(Data excerpts)
+ + + +
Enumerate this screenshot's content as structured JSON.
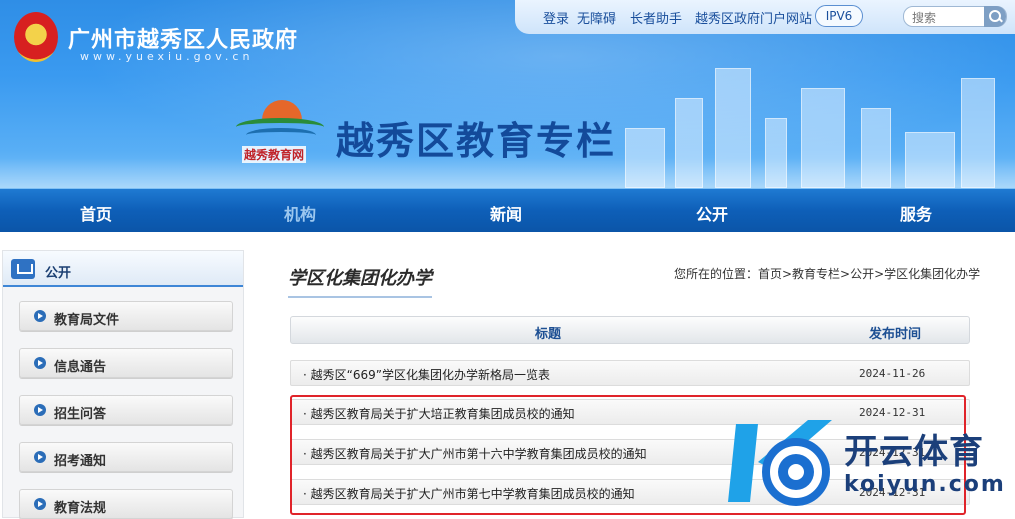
{
  "header": {
    "gov_title": "广州市越秀区人民政府",
    "gov_url": "www.yuexiu.gov.cn",
    "site_logo_caption": "越秀教育网",
    "site_title": "越秀区教育专栏",
    "topbar": {
      "links": [
        "登录",
        "无障碍",
        "长者助手",
        "越秀区政府门户网站"
      ],
      "ipv6": "IPV6",
      "search_placeholder": "搜索"
    },
    "colors": {
      "banner": "#3a9af0",
      "title": "#134a9a"
    }
  },
  "nav": {
    "items": [
      "首页",
      "机构",
      "新闻",
      "公开",
      "服务"
    ],
    "active_dim": "机构"
  },
  "sidebar": {
    "heading": "公开",
    "items": [
      "教育局文件",
      "信息通告",
      "招生问答",
      "招考通知",
      "教育法规"
    ]
  },
  "main": {
    "section_title": "学区化集团化办学",
    "breadcrumb": "您所在的位置：首页>教育专栏>公开>学区化集团化办学",
    "table": {
      "headers": [
        "标题",
        "发布时间"
      ],
      "rows": [
        {
          "title": "· 越秀区“669”学区化集团化办学新格局一览表",
          "date": "2024-11-26"
        },
        {
          "title": "· 越秀区教育局关于扩大培正教育集团成员校的通知",
          "date": "2024-12-31"
        },
        {
          "title": "· 越秀区教育局关于扩大广州市第十六中学教育集团成员校的通知",
          "date": "2024-12-31"
        },
        {
          "title": "· 越秀区教育局关于扩大广州市第七中学教育集团成员校的通知",
          "date": "2024-12-31"
        }
      ]
    },
    "highlight_color": "#e0242a"
  },
  "watermark": {
    "brand": "开云体育",
    "url": "koiyun.com"
  }
}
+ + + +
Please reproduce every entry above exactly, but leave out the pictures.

Enumerate this screenshot's content as structured JSON.
{
  "header": {
    "gov_title": "广州市越秀区人民政府",
    "gov_url": "www.yuexiu.gov.cn",
    "site_logo_caption": "越秀教育网",
    "site_title": "越秀区教育专栏",
    "topbar": {
      "links": [
        "登录",
        "无障碍",
        "长者助手",
        "越秀区政府门户网站"
      ],
      "ipv6": "IPV6",
      "search_placeholder": "搜索"
    },
    "colors": {
      "banner": "#3a9af0",
      "title": "#134a9a"
    }
  },
  "nav": {
    "items": [
      "首页",
      "机构",
      "新闻",
      "公开",
      "服务"
    ],
    "active_dim": "机构"
  },
  "sidebar": {
    "heading": "公开",
    "items": [
      "教育局文件",
      "信息通告",
      "招生问答",
      "招考通知",
      "教育法规"
    ]
  },
  "main": {
    "section_title": "学区化集团化办学",
    "breadcrumb": "您所在的位置：首页>教育专栏>公开>学区化集团化办学",
    "table": {
      "headers": [
        "标题",
        "发布时间"
      ],
      "rows": [
        {
          "title": "· 越秀区“669”学区化集团化办学新格局一览表",
          "date": "2024-11-26"
        },
        {
          "title": "· 越秀区教育局关于扩大培正教育集团成员校的通知",
          "date": "2024-12-31"
        },
        {
          "title": "· 越秀区教育局关于扩大广州市第十六中学教育集团成员校的通知",
          "date": "2024-12-31"
        },
        {
          "title": "· 越秀区教育局关于扩大广州市第七中学教育集团成员校的通知",
          "date": "2024-12-31"
        }
      ]
    },
    "highlight_color": "#e0242a"
  },
  "watermark": {
    "brand": "开云体育",
    "url": "koiyun.com"
  }
}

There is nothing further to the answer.